On the other hand, a jump is a dynamic movement where an animal propels itself off the ground or a surface using specialized adaptations like legs or muscles. Unlike a strike, a jump is primarily used for purposes such as reaching elevated positions, covering longer distances, or evading danger by propelling the body away from a specific point. 

While certain snake species may exhibit limited “jumping” behavior, it is important to note that this action involves the snake’s body extending and not the true jumping associated with animals possessing specialized anatomical features for sustained jumping movements.

Can Snakes Jump Out of Water?

Indeed, there is a possibility for snakes to unexpectedly leap out of the water, as individuals have witnessed this behavior occurring in numerous pools. This phenomenon often arises when snakes who are unfamiliar with aquatic environments or lack proper swimming techniques become panicked and instinctively jump out of the water. However, under typical circumstances, snakes tend to opt for crawling towards the water’s surface to locate an exit route onto dry land if they happen to accidentally fall into it.

Is There Anything Snakes Can’t Do?
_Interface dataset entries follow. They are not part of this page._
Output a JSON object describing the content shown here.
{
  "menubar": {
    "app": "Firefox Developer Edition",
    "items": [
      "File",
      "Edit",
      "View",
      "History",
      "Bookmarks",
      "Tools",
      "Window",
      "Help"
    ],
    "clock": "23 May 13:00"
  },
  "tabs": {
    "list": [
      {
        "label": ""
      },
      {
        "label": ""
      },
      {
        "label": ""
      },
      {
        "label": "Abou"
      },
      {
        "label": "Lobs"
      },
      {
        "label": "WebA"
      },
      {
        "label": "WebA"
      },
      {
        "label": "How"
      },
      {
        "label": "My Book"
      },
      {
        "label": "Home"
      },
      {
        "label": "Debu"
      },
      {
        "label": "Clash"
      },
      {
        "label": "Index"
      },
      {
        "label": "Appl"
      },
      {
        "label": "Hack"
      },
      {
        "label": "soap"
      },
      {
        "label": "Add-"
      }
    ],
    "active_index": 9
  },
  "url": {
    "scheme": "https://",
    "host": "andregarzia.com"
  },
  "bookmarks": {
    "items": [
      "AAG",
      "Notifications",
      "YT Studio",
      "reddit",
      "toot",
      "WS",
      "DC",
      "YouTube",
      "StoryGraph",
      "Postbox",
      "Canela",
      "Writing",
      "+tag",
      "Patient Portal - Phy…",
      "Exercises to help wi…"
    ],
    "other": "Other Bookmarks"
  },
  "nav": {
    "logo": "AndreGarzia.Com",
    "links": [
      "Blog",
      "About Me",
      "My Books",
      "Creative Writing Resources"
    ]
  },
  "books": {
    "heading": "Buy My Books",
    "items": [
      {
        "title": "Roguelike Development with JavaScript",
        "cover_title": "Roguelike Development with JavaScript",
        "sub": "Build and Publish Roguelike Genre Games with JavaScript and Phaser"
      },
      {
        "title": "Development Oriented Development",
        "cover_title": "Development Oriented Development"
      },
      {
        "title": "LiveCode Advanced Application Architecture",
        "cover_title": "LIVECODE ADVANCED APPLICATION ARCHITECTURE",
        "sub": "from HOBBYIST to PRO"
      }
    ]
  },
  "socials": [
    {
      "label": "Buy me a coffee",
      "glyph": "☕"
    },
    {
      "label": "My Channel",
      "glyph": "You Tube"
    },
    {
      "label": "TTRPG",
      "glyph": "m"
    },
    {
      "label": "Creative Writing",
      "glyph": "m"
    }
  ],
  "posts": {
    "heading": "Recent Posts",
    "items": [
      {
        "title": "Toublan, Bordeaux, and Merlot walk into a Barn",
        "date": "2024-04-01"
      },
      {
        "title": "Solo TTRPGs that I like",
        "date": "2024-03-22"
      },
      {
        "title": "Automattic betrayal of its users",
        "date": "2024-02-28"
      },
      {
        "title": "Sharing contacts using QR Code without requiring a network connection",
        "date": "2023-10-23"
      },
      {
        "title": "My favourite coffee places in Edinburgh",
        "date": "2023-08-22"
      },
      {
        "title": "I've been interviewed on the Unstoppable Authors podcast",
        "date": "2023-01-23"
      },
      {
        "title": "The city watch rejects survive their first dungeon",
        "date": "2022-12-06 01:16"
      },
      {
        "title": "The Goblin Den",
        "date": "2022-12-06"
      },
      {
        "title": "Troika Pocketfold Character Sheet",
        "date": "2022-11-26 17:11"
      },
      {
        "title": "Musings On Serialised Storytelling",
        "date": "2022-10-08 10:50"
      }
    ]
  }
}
One significant limitation is their inability to manipulate objects or perform fine motor tasks with their bodies. Unlike animals with limbs or appendages, snakes lack the dexterity to grasp, manipulate, or handle objects in a precise manner. Additionally, snakes have limited hearing capabilities and lack external ears, making them unable to perceive sound in the same way humans or many other animals can. While they have other sensory adaptations, such as a highly developed sense of smell and specialized heat-sensing pits, their auditory perception is comparatively limited. Furthermore, snakes are ectothermic, meaning they rely on external sources of heat to regulate their body temperature. This dependence on environmental warmth can restrict their activity in colder climates or during periods of low ambient temperatures. 

You may also want to know: Can Snakes Bite Underwater?
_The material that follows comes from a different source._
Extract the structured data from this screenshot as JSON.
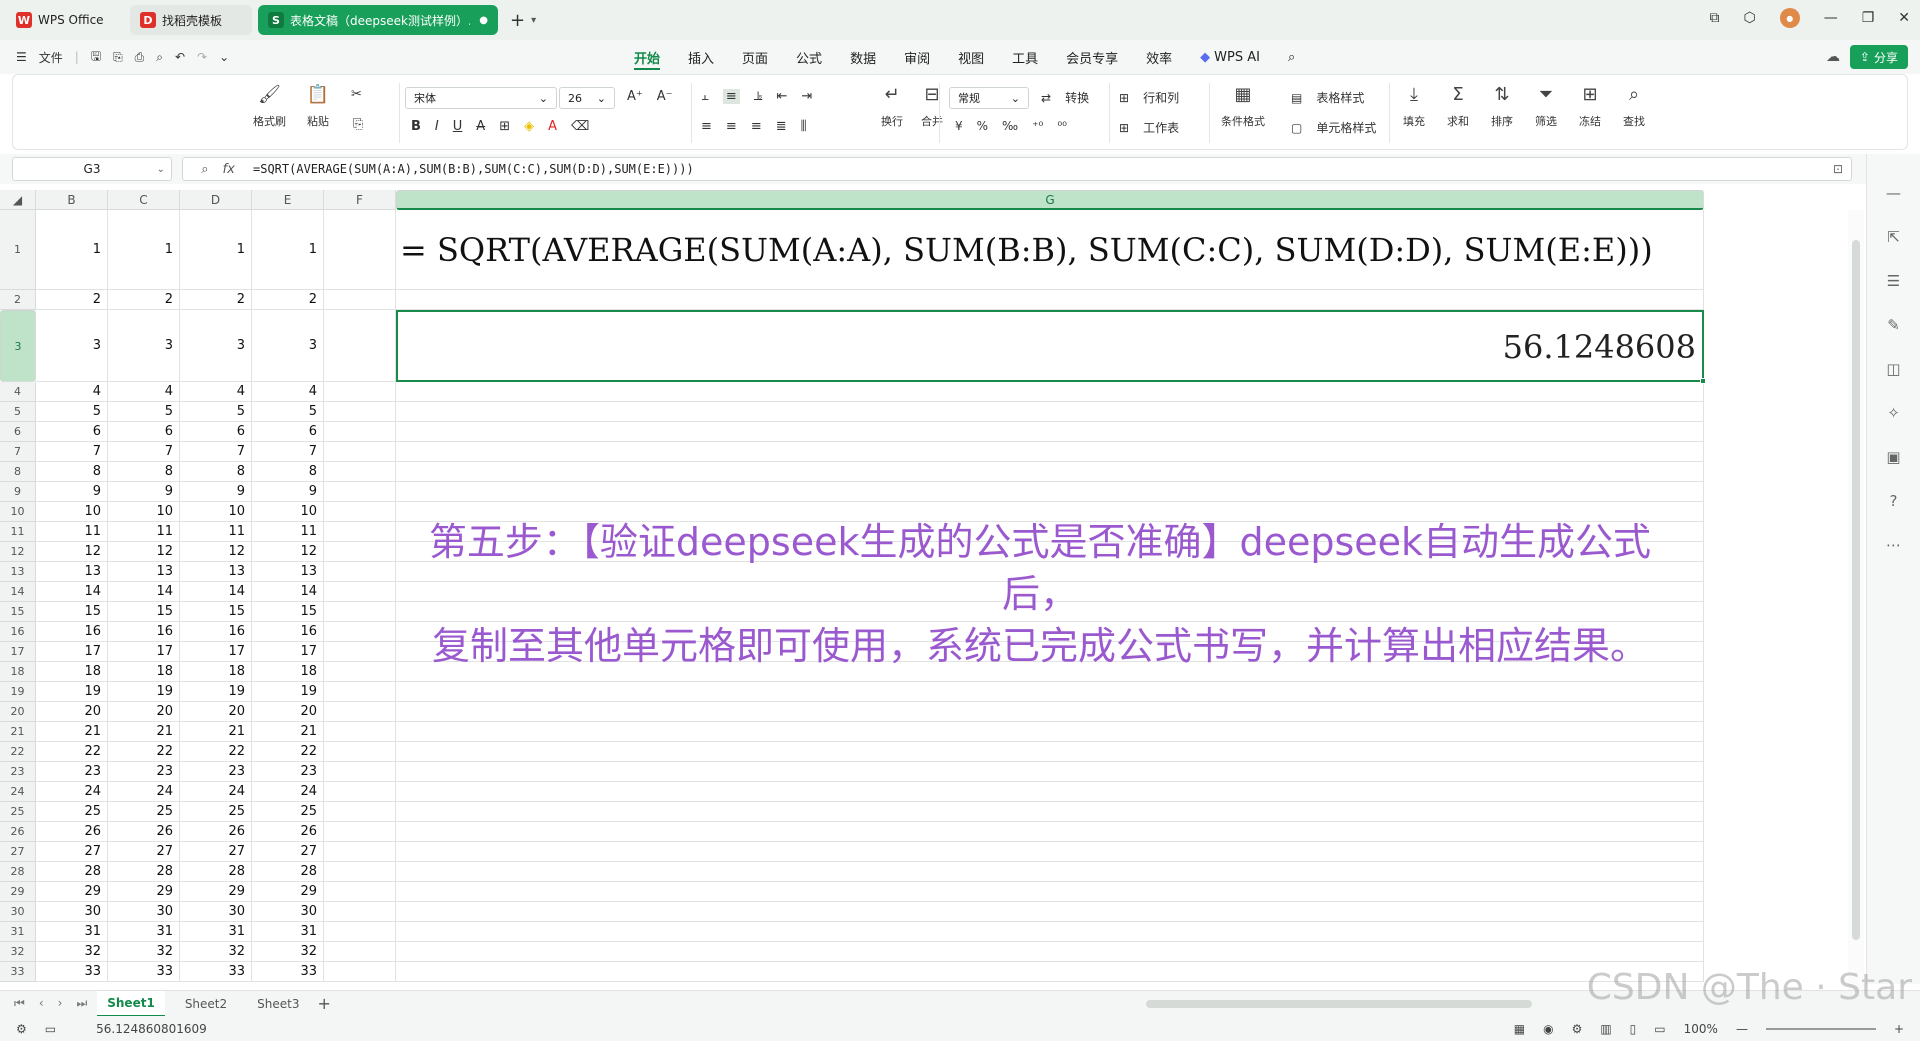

Will a snake chase me if I run?

Snakes are mistakenly believed to be chasing humans, but these are always cases of people misinterpreting animal behavior
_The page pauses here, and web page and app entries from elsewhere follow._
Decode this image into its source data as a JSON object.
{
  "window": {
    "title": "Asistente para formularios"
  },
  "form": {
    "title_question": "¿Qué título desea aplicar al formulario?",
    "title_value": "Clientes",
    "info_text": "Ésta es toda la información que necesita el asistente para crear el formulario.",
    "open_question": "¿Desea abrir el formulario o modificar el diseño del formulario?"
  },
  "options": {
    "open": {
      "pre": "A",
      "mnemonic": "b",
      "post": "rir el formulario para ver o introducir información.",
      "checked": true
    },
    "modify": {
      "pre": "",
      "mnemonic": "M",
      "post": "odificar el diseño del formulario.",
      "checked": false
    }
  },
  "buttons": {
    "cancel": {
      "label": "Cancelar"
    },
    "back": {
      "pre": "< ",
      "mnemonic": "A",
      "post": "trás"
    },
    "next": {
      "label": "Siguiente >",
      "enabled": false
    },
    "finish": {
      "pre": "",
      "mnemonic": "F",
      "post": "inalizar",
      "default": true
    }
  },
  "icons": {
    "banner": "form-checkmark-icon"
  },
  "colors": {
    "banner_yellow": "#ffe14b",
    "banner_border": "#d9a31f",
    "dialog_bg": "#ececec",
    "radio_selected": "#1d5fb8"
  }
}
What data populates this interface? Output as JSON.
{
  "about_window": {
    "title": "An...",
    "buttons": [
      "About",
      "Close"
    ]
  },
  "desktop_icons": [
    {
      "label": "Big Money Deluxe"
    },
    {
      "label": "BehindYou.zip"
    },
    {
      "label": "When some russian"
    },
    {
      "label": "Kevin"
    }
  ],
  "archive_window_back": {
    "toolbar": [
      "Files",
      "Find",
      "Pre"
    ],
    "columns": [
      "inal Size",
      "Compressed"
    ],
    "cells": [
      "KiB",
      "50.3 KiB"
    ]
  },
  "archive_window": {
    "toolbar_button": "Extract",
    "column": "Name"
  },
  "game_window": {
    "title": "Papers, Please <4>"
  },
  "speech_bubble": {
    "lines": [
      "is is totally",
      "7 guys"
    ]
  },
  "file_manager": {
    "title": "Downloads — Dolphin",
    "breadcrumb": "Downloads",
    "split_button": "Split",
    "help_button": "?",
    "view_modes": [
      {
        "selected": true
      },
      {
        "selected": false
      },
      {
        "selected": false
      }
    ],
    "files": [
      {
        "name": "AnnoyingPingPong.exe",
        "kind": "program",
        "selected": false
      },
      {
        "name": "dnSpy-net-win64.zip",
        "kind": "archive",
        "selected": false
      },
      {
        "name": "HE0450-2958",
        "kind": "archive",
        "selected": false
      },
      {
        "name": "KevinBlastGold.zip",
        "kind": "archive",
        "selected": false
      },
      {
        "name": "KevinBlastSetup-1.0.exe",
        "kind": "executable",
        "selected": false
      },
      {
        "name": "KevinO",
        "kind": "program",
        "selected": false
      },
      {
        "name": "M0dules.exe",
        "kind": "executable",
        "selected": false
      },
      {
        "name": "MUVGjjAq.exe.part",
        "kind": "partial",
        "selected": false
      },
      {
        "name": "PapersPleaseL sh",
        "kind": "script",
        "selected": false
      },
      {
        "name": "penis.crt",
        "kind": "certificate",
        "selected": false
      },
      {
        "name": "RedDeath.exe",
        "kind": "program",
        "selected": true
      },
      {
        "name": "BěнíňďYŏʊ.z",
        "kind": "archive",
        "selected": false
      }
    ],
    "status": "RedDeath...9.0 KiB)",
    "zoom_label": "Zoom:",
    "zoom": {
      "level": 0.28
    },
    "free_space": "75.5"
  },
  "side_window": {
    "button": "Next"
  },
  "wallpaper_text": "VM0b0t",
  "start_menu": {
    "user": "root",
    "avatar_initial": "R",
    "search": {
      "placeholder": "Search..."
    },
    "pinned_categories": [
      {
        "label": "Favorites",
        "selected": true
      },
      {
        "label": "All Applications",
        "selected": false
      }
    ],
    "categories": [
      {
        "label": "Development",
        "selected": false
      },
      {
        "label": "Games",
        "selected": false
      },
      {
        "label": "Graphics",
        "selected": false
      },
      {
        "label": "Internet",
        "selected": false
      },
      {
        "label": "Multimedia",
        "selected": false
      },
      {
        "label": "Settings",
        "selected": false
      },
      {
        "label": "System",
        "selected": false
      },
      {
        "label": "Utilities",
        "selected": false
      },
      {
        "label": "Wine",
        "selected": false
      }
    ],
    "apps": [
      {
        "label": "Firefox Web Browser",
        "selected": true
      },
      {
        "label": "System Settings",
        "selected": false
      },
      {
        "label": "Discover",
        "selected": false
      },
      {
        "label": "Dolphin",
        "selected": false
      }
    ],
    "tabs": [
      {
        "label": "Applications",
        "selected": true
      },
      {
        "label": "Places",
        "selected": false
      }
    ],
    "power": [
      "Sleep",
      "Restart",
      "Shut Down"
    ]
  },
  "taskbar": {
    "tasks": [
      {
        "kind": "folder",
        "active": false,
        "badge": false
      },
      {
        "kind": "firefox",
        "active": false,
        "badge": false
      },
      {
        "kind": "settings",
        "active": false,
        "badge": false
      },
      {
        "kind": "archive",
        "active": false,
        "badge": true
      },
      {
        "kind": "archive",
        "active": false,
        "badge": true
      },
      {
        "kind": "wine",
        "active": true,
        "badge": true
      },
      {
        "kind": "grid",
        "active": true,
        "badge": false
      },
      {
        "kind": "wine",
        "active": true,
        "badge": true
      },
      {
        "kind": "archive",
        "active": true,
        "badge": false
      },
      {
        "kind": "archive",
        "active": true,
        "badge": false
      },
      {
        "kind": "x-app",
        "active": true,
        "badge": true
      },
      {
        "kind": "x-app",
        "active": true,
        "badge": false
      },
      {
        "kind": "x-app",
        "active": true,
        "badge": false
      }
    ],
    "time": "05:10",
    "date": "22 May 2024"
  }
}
Should you stand still if you see a snake?

It is advisable to refrain from disturbing it. Snakes, in general, have a timid nature and are unlikely to initiate an attack unless provoked. Therefore, the best course of action is to avoid any interaction and allow the snake to go about its business undisturbed.

How high can a cobra jump?

As other snakes, cobra can only lift ⅓ of its body off the ground. 

Can Snakes Jump: Final Thoughts

In conclusion, our exploration of snake locomotion and the question of whether snakes can jump has shed light on the fascinating world of these enigmatic creatures. While snakes do not possess the physical adaptations for traditional jumping like many other animals, their undulatory motion is a marvel in itself. Through the coordinated contraction and relaxation of their muscles, snakes exhibit remarkable agility and the ability to navigate various terrains. 

While some species may display limited “jumping” behavior through muscular power and coiling movements, it is important to differentiate these actions from true jumping as seen in animals with specialized anatomical features. Snakes have adapted to their environment in unique ways, relying on undulation to propel themselves forward rather than relying on explosive leaps. 

Visit Venomous Snakes for more useful information.